I wrote my last post as I was leaving Colombia for Buenos Aires. It’s not a typical move for travelers in South America – most people heading south go overland and visit Peru, Ecuador, Bolivia, even Paraguay or Brazil or Chile first – but I needed to make the trip quickly in time to meet a friend in Uruguay (which is a short boat ride from Buenos Aires). I’ve been in Uruguay for two weeks, enjoying my friend’s company, the beaches and warm people of Uruguay, and a relaxed state of mind.
We drank mate (sometimes more popular than coffee in this part of the world) and cooked meat on the parilla. The beef and sausage in Uruguay and Argentina are excellent, and there’s a great culture of cooking meat slowly for hours over open coals. Wine is excellent and cheap, too. So – wine and beef in the evenings, and mate for the hangover the next morning. In between – hours at the beach, helping with minor construction projects, and enjoying each other’s company.
Camilo left for the US after a few days and I headed to the capital Montevideo. Feeling a little over budget (Uruguay is expensive for South America), I mainly walked around the streets and took pictures, punctuated by an occasional cup of coffee at one of many cafes. Uruguay and Argentina are heavily influenced by European culture, and it’s easy to find sidewalk cafes much like those in Paris. Mate may be more popular, but they still make an excellent cup of coffee here.
My hostel was full of Brazilians who spoke more Spanish than English, and I spent a couple of evenings practicing by attempting to explain the game of hearts. “Corazones!!!”, I remember shouting many times that night, but ultimately I think I was unsuccessful at conveying the strategy of the game.
The next day at breakfast I discovered that I was heading the same direction along the coast as a Brazilian couple from the hostel, so we decided to drive together to Punta del Diablo.
In the summer this place must be mad, but it’s spring now and the town is nearly silent. For dinner one night we were one of only two parties at a family-run Italian restaurant. The little daughter Catalina played in my lap while we looked at the menu, and her father cooked some of the best salmon I’ve tasted. After dinner, they poured us tiny glasses of their homemade limoncello and introduced us to their six dogs, who were hiding from the storm outside.
When it rains in a tiny beach town there’s not much to do, so we saw a lot of the inside of our hostel. Fortunately, as sometimes happens at hostels, there was a good crowd of travelers, so we managed to pass some evenings in excellent company.
Not far from Punta del Diablo is a remote settlement called Cabo Polonia.

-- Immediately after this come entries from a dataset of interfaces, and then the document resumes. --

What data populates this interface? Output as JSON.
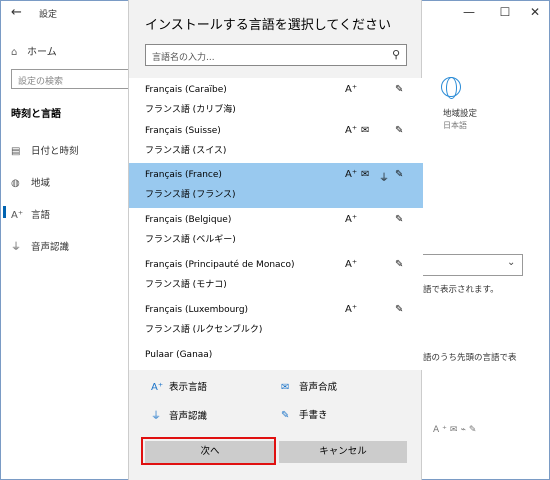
{
  "settings": {
    "back_glyph": "←",
    "app_title": "設定",
    "window_controls": {
      "minimize": "—",
      "maximize": "☐",
      "close": "✕"
    },
    "home_label": "ホーム",
    "search_placeholder": "設定の検索",
    "section_title": "時刻と言語",
    "nav_items": [
      {
        "label": "日付と時刻",
        "icon": "calendar-clock-icon",
        "glyph": "▤"
      },
      {
        "label": "地域",
        "icon": "region-icon",
        "glyph": "◍"
      },
      {
        "label": "言語",
        "icon": "language-icon",
        "glyph": "A⁺"
      },
      {
        "label": "音声認識",
        "icon": "microphone-icon",
        "glyph": "⏚"
      }
    ],
    "right_pane": {
      "region_label": "地域設定",
      "region_sub": "日本語",
      "text1": "語で表示されます。",
      "text2": "語のうち先頭の言語で表"
    }
  },
  "dialog": {
    "title": "インストールする言語を選択してください",
    "search_placeholder": "言語名の入力...",
    "languages": [
      {
        "name": "Français (Caraïbe)",
        "sub": "フランス語 (カリブ海)",
        "selected": false,
        "features": [
          "display",
          "handwriting"
        ]
      },
      {
        "name": "Français (Suisse)",
        "sub": "フランス語 (スイス)",
        "selected": false,
        "features": [
          "display",
          "tts",
          "handwriting"
        ]
      },
      {
        "name": "Français (France)",
        "sub": "フランス語 (フランス)",
        "selected": true,
        "features": [
          "display",
          "tts",
          "speech",
          "handwriting"
        ]
      },
      {
        "name": "Français (Belgique)",
        "sub": "フランス語 (ベルギー)",
        "selected": false,
        "features": [
          "display",
          "handwriting"
        ]
      },
      {
        "name": "Français (Principauté de Monaco)",
        "sub": "フランス語 (モナコ)",
        "selected": false,
        "features": [
          "display",
          "handwriting"
        ]
      },
      {
        "name": "Français (Luxembourg)",
        "sub": "フランス語 (ルクセンブルク)",
        "selected": false,
        "features": [
          "display",
          "handwriting"
        ]
      },
      {
        "name": "Pulaar (Ganaa)",
        "sub": "",
        "selected": false,
        "features": []
      }
    ],
    "legend": {
      "display": "表示言語",
      "tts": "音声合成",
      "speech": "音声認識",
      "handwriting": "手書き"
    },
    "next_label": "次へ",
    "cancel_label": "キャンセル"
  },
  "colors": {
    "selected_row": "#99c9ef",
    "dialog_bg": "#f2f2f2",
    "button_bg": "#cccccc",
    "highlight_box": "#e01010",
    "accent": "#0063b1"
  }
}
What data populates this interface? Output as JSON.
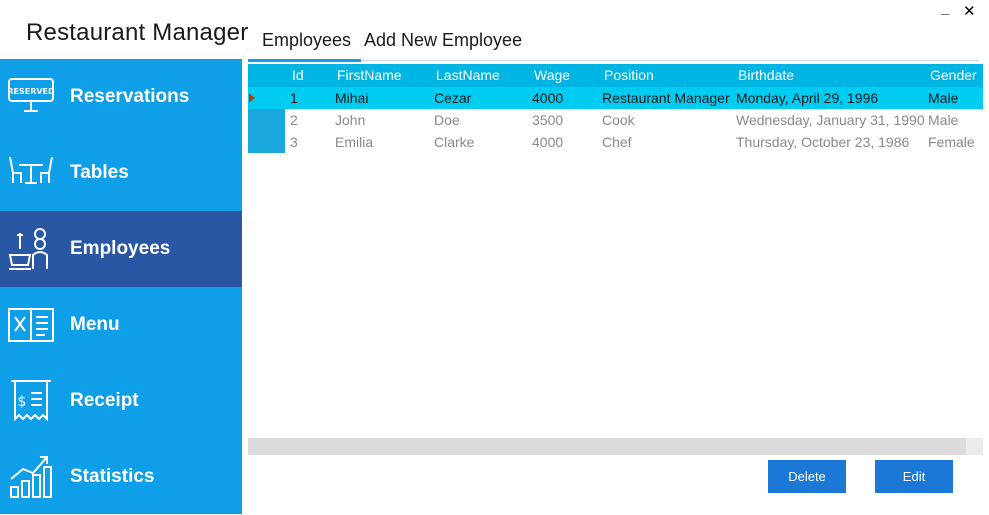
{
  "app": {
    "title": "Restaurant Manager"
  },
  "window": {
    "minimize": "_",
    "close": "✕"
  },
  "sidebar": {
    "items": [
      {
        "label": "Reservations",
        "icon": "reserved-sign-icon",
        "active": false
      },
      {
        "label": "Tables",
        "icon": "table-chairs-icon",
        "active": false
      },
      {
        "label": "Employees",
        "icon": "chef-icon",
        "active": true
      },
      {
        "label": "Menu",
        "icon": "menu-book-icon",
        "active": false
      },
      {
        "label": "Receipt",
        "icon": "receipt-icon",
        "active": false
      },
      {
        "label": "Statistics",
        "icon": "bar-chart-icon",
        "active": false
      }
    ]
  },
  "tabs": [
    {
      "label": "Employees",
      "active": true
    },
    {
      "label": "Add New Employee",
      "active": false
    }
  ],
  "grid": {
    "columns": [
      "Id",
      "FirstName",
      "LastName",
      "Wage",
      "Position",
      "Birthdate",
      "Gender"
    ],
    "rows": [
      [
        "1",
        "Mihai",
        "Cezar",
        "4000",
        "Restaurant Manager",
        "Monday, April 29, 1996",
        "Male"
      ],
      [
        "2",
        "John",
        "Doe",
        "3500",
        "Cook",
        "Wednesday, January 31, 1990",
        "Male"
      ],
      [
        "3",
        "Emilia",
        "Clarke",
        "4000",
        "Chef",
        "Thursday, October 23, 1986",
        "Female"
      ]
    ],
    "selected_row": 0
  },
  "buttons": {
    "delete": "Delete",
    "edit": "Edit"
  },
  "colors": {
    "sidebar": "#0f9ee8",
    "sidebar_active": "#2a57a3",
    "grid_header": "#00b4e4",
    "selected_row": "#00ccf2",
    "button": "#1b78d6"
  }
}
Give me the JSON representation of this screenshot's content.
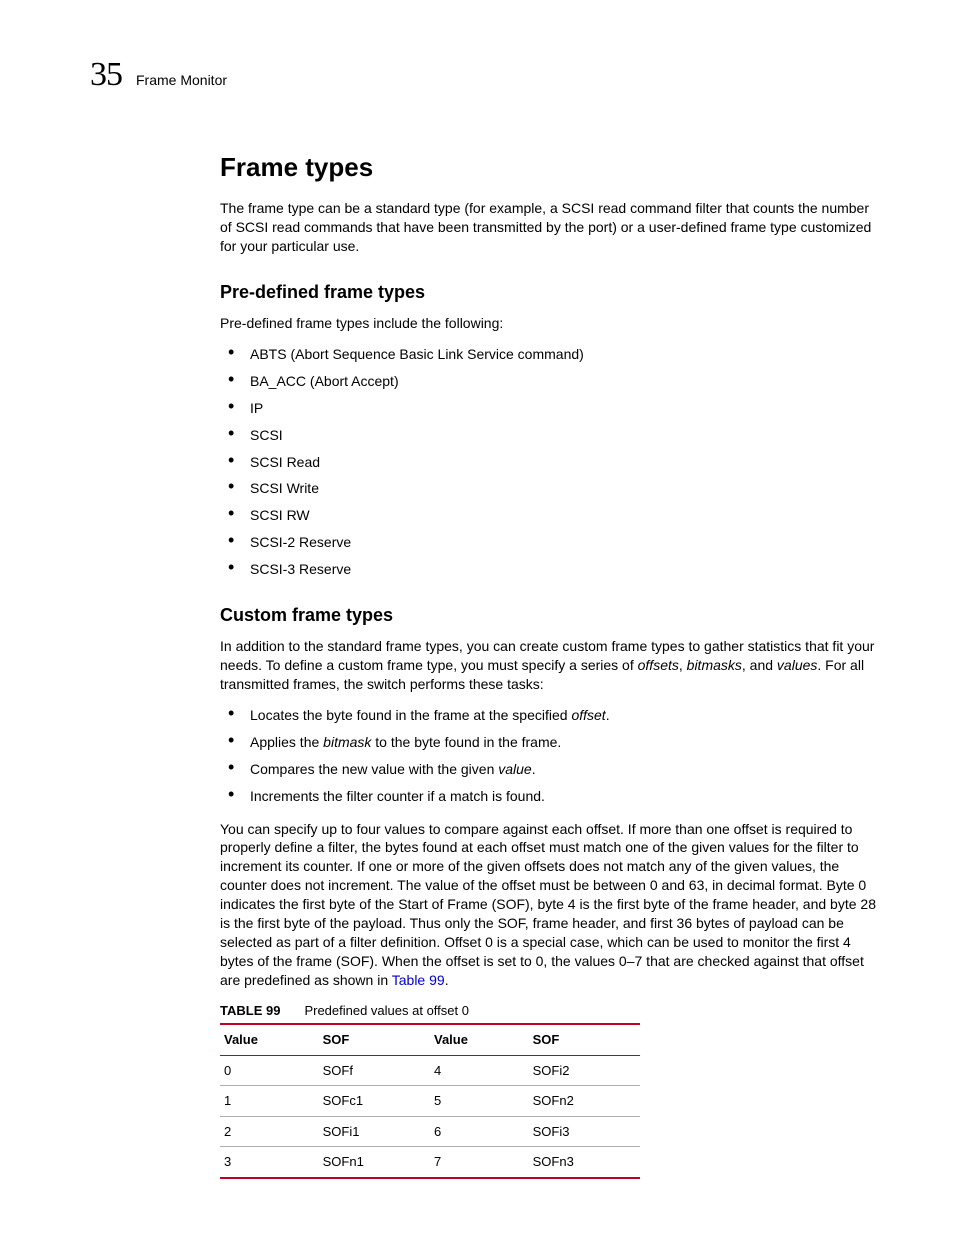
{
  "header": {
    "chapter_number": "35",
    "running_title": "Frame Monitor"
  },
  "section_title": "Frame types",
  "intro_paragraph": "The frame type can be a standard type (for example, a SCSI read command filter that counts the number of SCSI read commands that have been transmitted by the port) or a user-defined frame type customized for your particular use.",
  "predefined": {
    "heading": "Pre-defined frame types",
    "lead": "Pre-defined frame types include the following:",
    "items": [
      "ABTS (Abort Sequence Basic Link Service command)",
      "BA_ACC (Abort Accept)",
      "IP",
      "SCSI",
      "SCSI Read",
      "SCSI Write",
      "SCSI RW",
      "SCSI-2 Reserve",
      "SCSI-3 Reserve"
    ]
  },
  "custom": {
    "heading": "Custom frame types",
    "p1_a": "In addition to the standard frame types, you can create custom frame types to gather statistics that fit your needs. To define a custom frame type, you must specify a series of ",
    "p1_offsets": "offsets",
    "p1_b": ", ",
    "p1_bitmasks": "bitmasks",
    "p1_c": ", and ",
    "p1_values": "values",
    "p1_d": ". For all transmitted frames, the switch performs these tasks:",
    "tasks": {
      "t1a": "Locates the byte found in the frame at the specified ",
      "t1b": "offset",
      "t1c": ".",
      "t2a": "Applies the ",
      "t2b": "bitmask",
      "t2c": " to the byte found in the frame.",
      "t3a": "Compares the new value with the given ",
      "t3b": "value",
      "t3c": ".",
      "t4": "Increments the filter counter if a match is found."
    },
    "p2_a": "You can specify up to four values to compare against each offset. If more than one offset is required to properly define a filter, the bytes found at each offset must match one of the given values for the filter to increment its counter. If one or more of the given offsets does not match any of the given values, the counter does not increment. The value of the offset must be between 0 and 63, in decimal format. Byte 0 indicates the first byte of the Start of Frame (SOF), byte 4 is the first byte of the frame header, and byte 28 is the first byte of the payload. Thus only the SOF, frame header, and first 36 bytes of payload can be selected as part of a filter definition. Offset 0 is a special case, which can be used to monitor the first 4 bytes of the frame (SOF). When the offset is set to 0, the values 0–7 that are checked against that offset are predefined as shown in ",
    "p2_link": "Table 99",
    "p2_b": "."
  },
  "table99": {
    "label": "TABLE 99",
    "caption": "Predefined values at offset 0",
    "headers": [
      "Value",
      "SOF",
      "Value",
      "SOF"
    ],
    "rows": [
      [
        "0",
        "SOFf",
        "4",
        "SOFi2"
      ],
      [
        "1",
        "SOFc1",
        "5",
        "SOFn2"
      ],
      [
        "2",
        "SOFi1",
        "6",
        "SOFi3"
      ],
      [
        "3",
        "SOFn1",
        "7",
        "SOFn3"
      ]
    ]
  },
  "chart_data": {
    "type": "table",
    "title": "Predefined values at offset 0",
    "columns": [
      "Value",
      "SOF"
    ],
    "rows": [
      {
        "Value": 0,
        "SOF": "SOFf"
      },
      {
        "Value": 1,
        "SOF": "SOFc1"
      },
      {
        "Value": 2,
        "SOF": "SOFi1"
      },
      {
        "Value": 3,
        "SOF": "SOFn1"
      },
      {
        "Value": 4,
        "SOF": "SOFi2"
      },
      {
        "Value": 5,
        "SOF": "SOFn2"
      },
      {
        "Value": 6,
        "SOF": "SOFi3"
      },
      {
        "Value": 7,
        "SOF": "SOFn3"
      }
    ]
  }
}
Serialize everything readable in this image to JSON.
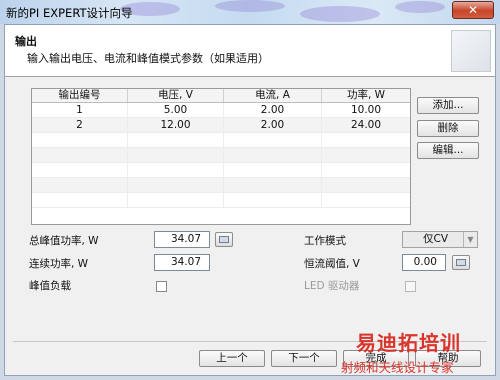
{
  "window": {
    "title": "新的PI EXPERT设计向导",
    "close_label": "✕"
  },
  "header": {
    "title": "输出",
    "subtitle": "输入输出电压、电流和峰值模式参数（如果适用）"
  },
  "table": {
    "columns": [
      "输出编号",
      "电压, V",
      "电流, A",
      "功率, W"
    ],
    "rows": [
      [
        "1",
        "5.00",
        "2.00",
        "10.00"
      ],
      [
        "2",
        "12.00",
        "2.00",
        "24.00"
      ]
    ]
  },
  "buttons": {
    "add": "添加...",
    "delete": "删除",
    "edit": "编辑..."
  },
  "form": {
    "total_peak_power_label": "总峰值功率, W",
    "total_peak_power_value": "34.07",
    "continuous_power_label": "连续功率, W",
    "continuous_power_value": "34.07",
    "peak_load_label": "峰值负载",
    "work_mode_label": "工作模式",
    "work_mode_value": "仅CV",
    "cc_threshold_label": "恒流阈值, V",
    "cc_threshold_value": "0.00",
    "led_driver_label": "LED 驱动器"
  },
  "footer": {
    "prev": "上一个",
    "next": "下一个",
    "finish": "完成",
    "help": "帮助"
  },
  "watermark": {
    "line1": "易迪拓培训",
    "line2": "射频和天线设计专家"
  }
}
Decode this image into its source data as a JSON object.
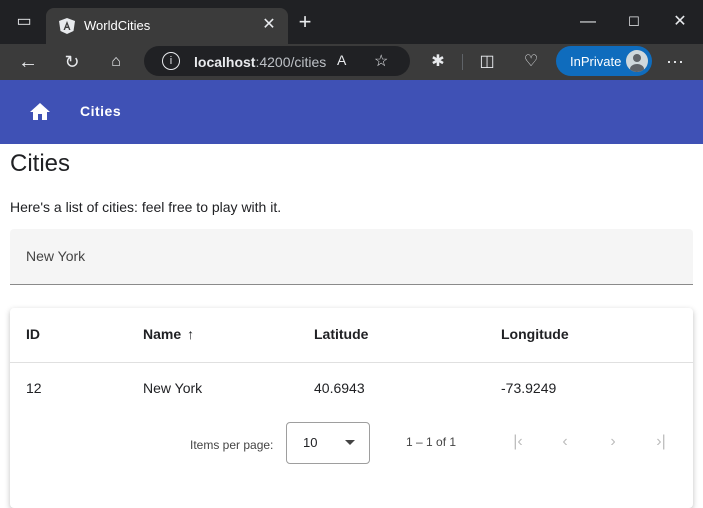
{
  "browser": {
    "tab_title": "WorldCities",
    "address": {
      "host": "localhost",
      "path": ":4200/cities"
    },
    "inprivate_label": "InPrivate"
  },
  "app": {
    "nav_label": "Cities",
    "page_title": "Cities",
    "subtitle": "Here's a list of cities: feel free to play with it.",
    "filter_value": "New York"
  },
  "table": {
    "columns": [
      "ID",
      "Name",
      "Latitude",
      "Longitude"
    ],
    "rows": [
      {
        "id": "12",
        "name": "New York",
        "latitude": "40.6943",
        "longitude": "-73.9249"
      }
    ]
  },
  "paginator": {
    "items_per_page_label": "Items per page:",
    "page_size": "10",
    "range_label": "1 – 1 of 1"
  },
  "colors": {
    "primary": "#3f51b5",
    "inprivate": "#0f6cbd"
  }
}
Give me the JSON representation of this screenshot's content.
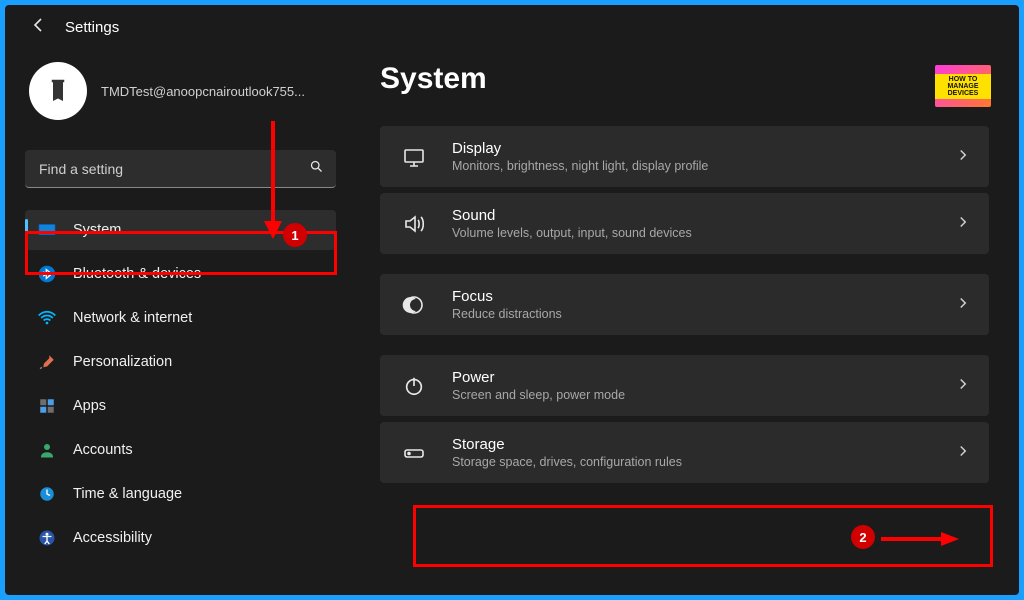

It’s not exactly undiscovered (jeep shuttles run there several times a day from a bus terminal), but there are no roads in or out of the place, so one must either take a 4×4 shuttle from the dirt road, or walk down the beach several hours from Punta del Diablo. Like Punta del Diablo, there’s not much to do if the weather isn’t suitable for beach going, but the vibe of the tiny village is lovely and relaxed. There are a few places obviously aimed at tourists, and the rest is little farms, a hostel, and summer homes. We explored the lighthouse among an enormous crowd of school children, and watched a herd of sea lions roaring and rolling around on the rocks by the sea.
I had no idea that countries outside the US have the same Halloween traditions that we do. On the way back to the hostel we passed the town of Castillos, where the streets were blocked to allow kids in costumes to trick or treat. At the hostel our Halloween party consisted of a pumpkin carving contest which was won by a Finnish couple’s impressive rendition of Jack Skellington. They claimed it was their first time carving a pumpkin…
Relaxing is lovely, but I’m not meant to do it forever. Soon it will be time to move on again to explore a new place.